Monday, November 7, 2016
On a Clear Day
Just a few blocks of Fourth show the contrasts in scale luxury development has wrought. I think those older buildings hold up very nicely in the looks factor.
On marathon day, with the street free of traffic & the sun shining bright, you'll get a sharper-eyed look at the avenue. A decade or so ago, you'd see a clear run of three to five-story buildings - mostly-red-brick - clear along Fourth: small-scale apartment buildings and small, independent businesses. Auto repair shops, grocery stores, laundromats and beauty parlors. Funeral homes, restaurants, storefront churches, liquor stores. Businesses cleaving to the needs and occupations of the residents who lived close by. Today the avenue's broken up by building-lot gaps & high-rise, almost exclusively market-rate rental & condo buildings, a result of 2003 & 2005 rezoning. In 2003 Amanda Burden saw rezoning - allowing more development along the Fourth corridor - as imperative in saving the "extraordinary" brownstone housing stock up the slope, and Craig Hammerman subscribed to the Brooklyn Boulevard model of Fourth Avenue development:
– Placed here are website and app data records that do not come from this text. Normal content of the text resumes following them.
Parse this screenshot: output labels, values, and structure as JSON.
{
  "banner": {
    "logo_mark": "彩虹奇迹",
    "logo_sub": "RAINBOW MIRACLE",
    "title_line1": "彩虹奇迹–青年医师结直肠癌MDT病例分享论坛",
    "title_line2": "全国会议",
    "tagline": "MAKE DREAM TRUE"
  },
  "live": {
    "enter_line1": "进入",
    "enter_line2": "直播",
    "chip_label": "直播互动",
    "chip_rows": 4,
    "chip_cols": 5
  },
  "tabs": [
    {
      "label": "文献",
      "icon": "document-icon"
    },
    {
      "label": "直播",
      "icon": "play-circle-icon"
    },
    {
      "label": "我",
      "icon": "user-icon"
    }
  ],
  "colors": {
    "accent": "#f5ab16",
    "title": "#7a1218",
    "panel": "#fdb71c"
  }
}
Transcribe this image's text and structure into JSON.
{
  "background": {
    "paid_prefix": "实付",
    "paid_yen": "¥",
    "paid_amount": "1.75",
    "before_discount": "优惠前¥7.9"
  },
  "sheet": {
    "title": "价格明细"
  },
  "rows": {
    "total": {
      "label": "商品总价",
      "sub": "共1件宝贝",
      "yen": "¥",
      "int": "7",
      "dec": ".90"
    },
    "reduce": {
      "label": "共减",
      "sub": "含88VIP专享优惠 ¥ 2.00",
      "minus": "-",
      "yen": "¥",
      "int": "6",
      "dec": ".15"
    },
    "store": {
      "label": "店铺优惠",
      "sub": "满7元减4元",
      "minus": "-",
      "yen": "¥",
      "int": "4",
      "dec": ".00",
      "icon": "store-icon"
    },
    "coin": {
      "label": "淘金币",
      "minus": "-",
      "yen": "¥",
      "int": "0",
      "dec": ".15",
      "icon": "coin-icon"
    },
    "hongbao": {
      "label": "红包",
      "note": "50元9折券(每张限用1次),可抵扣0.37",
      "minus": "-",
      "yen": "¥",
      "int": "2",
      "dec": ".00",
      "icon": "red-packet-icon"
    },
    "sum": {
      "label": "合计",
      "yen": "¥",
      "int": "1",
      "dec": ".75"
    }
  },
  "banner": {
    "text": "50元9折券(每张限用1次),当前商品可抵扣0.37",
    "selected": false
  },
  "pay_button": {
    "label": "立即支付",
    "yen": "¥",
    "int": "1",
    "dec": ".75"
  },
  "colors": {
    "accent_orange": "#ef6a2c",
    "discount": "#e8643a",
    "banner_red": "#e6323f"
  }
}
''As far as the building form, we can liken it to Park Avenue in Manhattan: It's the same width; it has the same medians that could use some beautifying,'' said Craig Hammerman, district manager of Community Board 6 and a supporter of the plan. ''We think it's appropriate, that it could become a canyon of housing. And frankly, if it's good enough for Park Avenue in Manhattan, it's good enough for Park Slope.''
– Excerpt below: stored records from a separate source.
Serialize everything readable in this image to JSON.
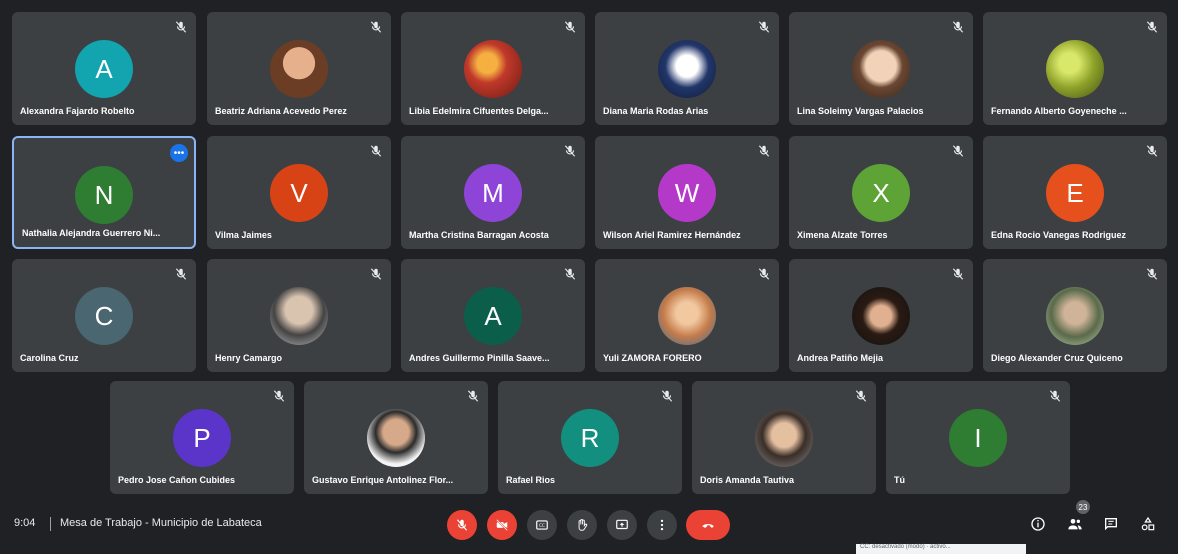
{
  "participants": [
    {
      "name": "Alexandra Fajardo Robelto",
      "initial": "A",
      "color": "#12a4af",
      "photo": null
    },
    {
      "name": "Beatriz Adriana Acevedo Perez",
      "initial": "",
      "color": "#8d5a3c",
      "photo": "portrait-warm"
    },
    {
      "name": "Libia Edelmira Cifuentes Delga...",
      "initial": "",
      "color": "#c0392b",
      "photo": "abstract-red"
    },
    {
      "name": "Diana Maria Rodas Arias",
      "initial": "",
      "color": "#2c3e70",
      "photo": "portrait-blue"
    },
    {
      "name": "Lina Soleimy Vargas Palacios",
      "initial": "",
      "color": "#b07a55",
      "photo": "portrait-light"
    },
    {
      "name": "Fernando Alberto Goyeneche ...",
      "initial": "",
      "color": "#8fa22a",
      "photo": "foliage"
    },
    {
      "name": "Nathalia Alejandra Guerrero Ni...",
      "initial": "N",
      "color": "#2e7d32",
      "photo": null
    },
    {
      "name": "Vilma Jaimes",
      "initial": "V",
      "color": "#d84315",
      "photo": null
    },
    {
      "name": "Martha Cristina Barragan Acosta",
      "initial": "M",
      "color": "#8e44d6",
      "photo": null
    },
    {
      "name": "Wilson Ariel Ramirez Hernández",
      "initial": "W",
      "color": "#b439c8",
      "photo": null
    },
    {
      "name": "Ximena Alzate Torres",
      "initial": "X",
      "color": "#5ea336",
      "photo": null
    },
    {
      "name": "Edna Rocio Vanegas Rodriguez",
      "initial": "E",
      "color": "#e6501d",
      "photo": null
    },
    {
      "name": "Carolina Cruz",
      "initial": "C",
      "color": "#4a6670",
      "photo": null
    },
    {
      "name": "Henry Camargo",
      "initial": "",
      "color": "#9a9a9a",
      "photo": "portrait-grey"
    },
    {
      "name": "Andres Guillermo Pinilla Saave...",
      "initial": "A",
      "color": "#0b5e4a",
      "photo": null
    },
    {
      "name": "Yuli ZAMORA FORERO",
      "initial": "",
      "color": "#c47b4a",
      "photo": "portrait-orange"
    },
    {
      "name": "Andrea Patiño Mejia",
      "initial": "",
      "color": "#3a2a20",
      "photo": "portrait-dark"
    },
    {
      "name": "Diego Alexander Cruz Quiceno",
      "initial": "",
      "color": "#7a8a6a",
      "photo": "portrait-green"
    },
    {
      "name": "Pedro Jose Cañon Cubides",
      "initial": "P",
      "color": "#5b35c9",
      "photo": null
    },
    {
      "name": "Gustavo Enrique Antolinez Flor...",
      "initial": "",
      "color": "#cfcfcf",
      "photo": "portrait-white"
    },
    {
      "name": "Rafael Rios",
      "initial": "R",
      "color": "#138f80",
      "photo": null
    },
    {
      "name": "Doris Amanda Tautiva",
      "initial": "",
      "color": "#6d6d6d",
      "photo": "portrait-neutral"
    },
    {
      "name": "Tú",
      "initial": "I",
      "color": "#2e7d32",
      "photo": null
    }
  ],
  "bottom_bar": {
    "time": "9:04",
    "meeting_title": "Mesa de Trabajo - Municipio de Labateca",
    "participant_count": "23",
    "tooltip_text": "CC: desactivado (modo) · activo..."
  },
  "controls": [
    "mic-off-icon",
    "camera-off-icon",
    "captions-icon",
    "raise-hand-icon",
    "present-icon",
    "more-options-icon",
    "leave-call-icon"
  ],
  "right_icons": [
    "info-icon",
    "people-icon",
    "chat-icon",
    "activities-icon"
  ]
}
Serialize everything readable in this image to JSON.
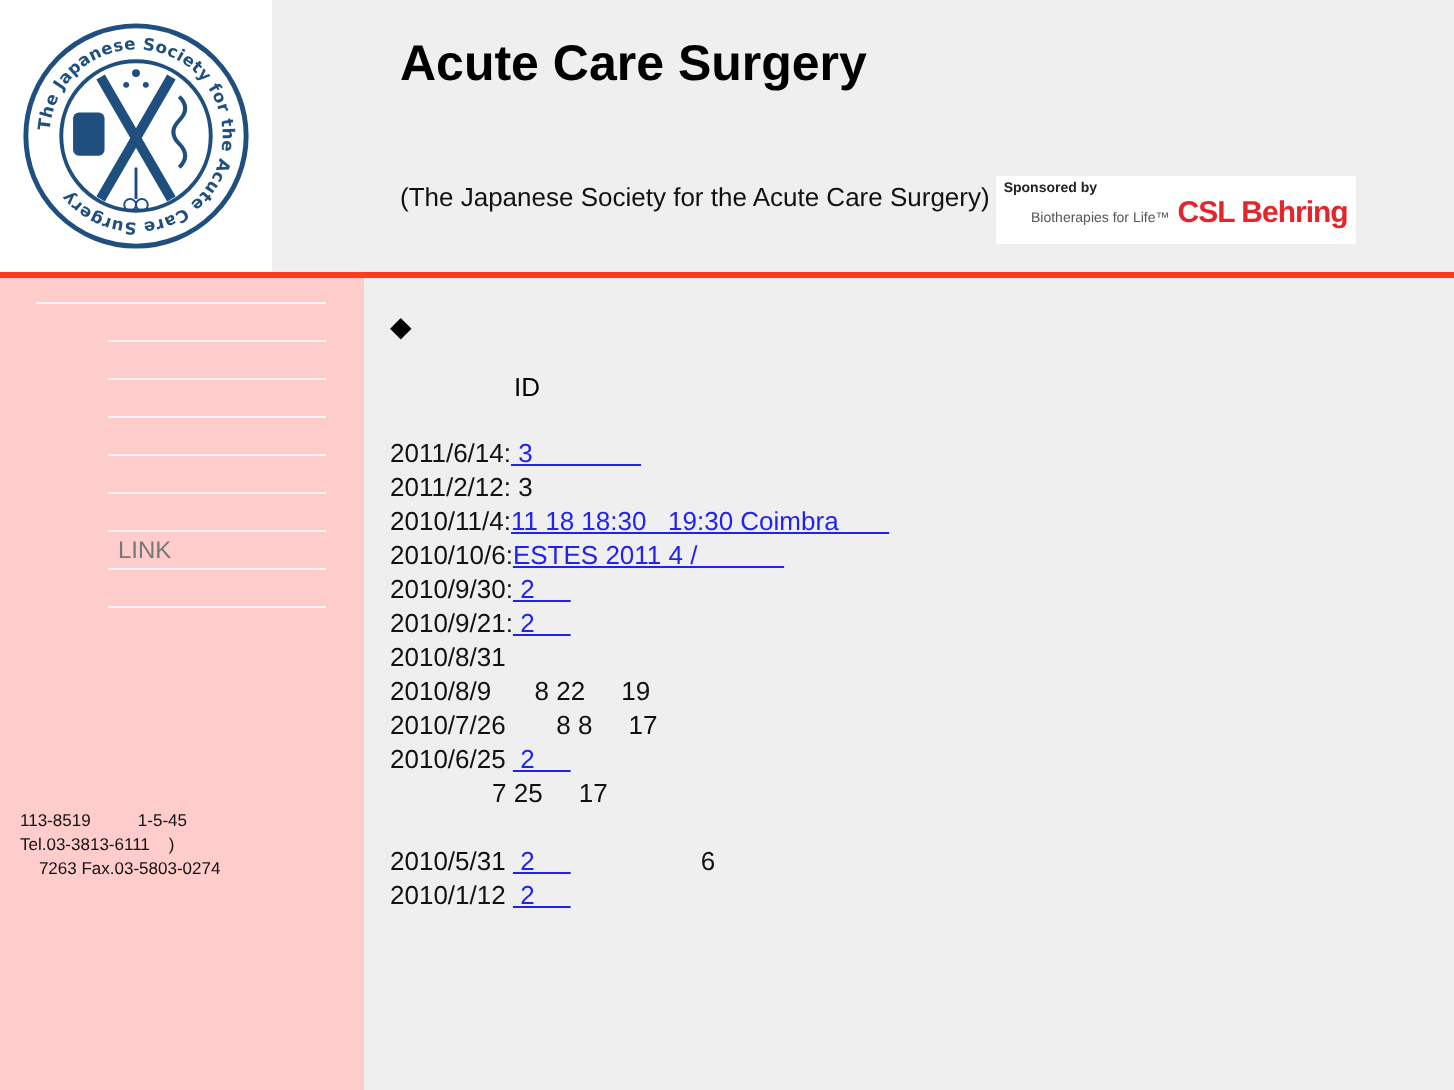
{
  "logo": {
    "ring_text": "The Japanese Society for the Acute Care Surgery"
  },
  "header": {
    "title": "Acute Care Surgery",
    "subtitle": "(The Japanese Society for the Acute Care Surgery)"
  },
  "sponsor": {
    "label": "Sponsored by",
    "tagline": "Biotherapies for Life™",
    "name": "CSL Behring"
  },
  "sidebar": {
    "items": [
      {
        "label": "LINK"
      }
    ],
    "address": [
      "113-8519          1-5-45",
      "Tel.03-3813-6111    )",
      "    7263 Fax.03-5803-0274"
    ]
  },
  "content": {
    "bullet": "◆",
    "heading": "ID",
    "news": [
      {
        "date": "2011/6/14:",
        "link": " 3               "
      },
      {
        "date": "2011/2/12: 3"
      },
      {
        "date": "2010/11/4:",
        "link": "11 18 18:30   19:30 Coimbra       "
      },
      {
        "date": "2010/10/6:",
        "link": "ESTES 2011 4 /            "
      },
      {
        "date": "2010/9/30:",
        "link": " 2     "
      },
      {
        "date": "2010/9/21:",
        "link": " 2     "
      },
      {
        "date": "2010/8/31"
      },
      {
        "date": "2010/8/9      8 22     19"
      },
      {
        "date": "2010/7/26       8 8     17"
      },
      {
        "date": "2010/6/25 ",
        "link": " 2     ",
        "note": "7 25     17"
      },
      {
        "date": "2010/5/31 ",
        "link": " 2     ",
        "after": "                  6"
      },
      {
        "date": "2010/1/12 ",
        "link": " 2     "
      }
    ]
  }
}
Well he got the canyon part right, and it got an influx of affluent new residents, but any comparison of Fourth to Park is both an absurdity and a betrayal of the neighborhood's history. And I doubt that Park was ever described, as Hammerman said of Fourth, as a "safety valve." It's true that Fourth Avenue has seen grander days, with planted medians, and broad sidewalks, but on the whole it was always a solidly middle and working class neighborhood. It didn't need to "burgeon," "develop," "arrive," or be "discovered" over the course of the last few years. It already existed. While it may have declined in the 70's and 80's, along with the city as a whole, it rebounded, and offered solid housing stock for a tight-knit community. To undervalue its worth is an act of ignorance. Rezoning served only to cause detriment to this community, with demolition and development both on the avenue, and on a lower-density scale, on streets adjacent to it. Small apartment buildings, and medium-sized multi-families (up to twenty units or so) became hot items for real estate investors, and affordable units disappeared. The 2005 rezoning's inclusionary housing incentives from 15th to 24th, turned out to be of little interest to developers and apart from a trickle of affordable units planned in recent months, the building-rush has produced only market-rate apartments. Councilman Brad Lander has admitted that in retrospect, the 2005 rezoning was "largely a failure." A recent DNAinfo report found a dramatic demographic change in the Gowanus area in recent years, with an 11% decline in the Latino population, and a 53% rise in the white population, a change that Michelle de la Uz, executive director of the Fifth Avenue Committee (a post once held by Lander), attributed at least partially to rezoning:
Michelle de la Uz ...said the decline was the result of gentrification, “displacement pressures” and new development linked to the rezonings of north Park Slope in 2003 and south Park Slope in 2005.
By allowing taller residential development along Fourth Avenue, the rezonings hastened the demolition of rent-stabilized buildings along the avenue, many of which were home to Latinos, de la Uz said. They were replaced by new market-rate developments — a trend that continues to this day on Fourth Avenue.
If Fourth Avenue needed change, what it really deserved (and deserves still), along with traffic safety measures, was development serving low and middle income families - for families working on minimum wage, for nurses and teachers, for cooks and waitresses, for home-aides and social workers, for all those workers who hold the city together. I'll admit it, it's the low-lying landscape I love the best, but I think many residents -myself included - would value new housing that genuinely preserved affordability. To see a neighborhood eroded merely for Mammon's sake is an insult.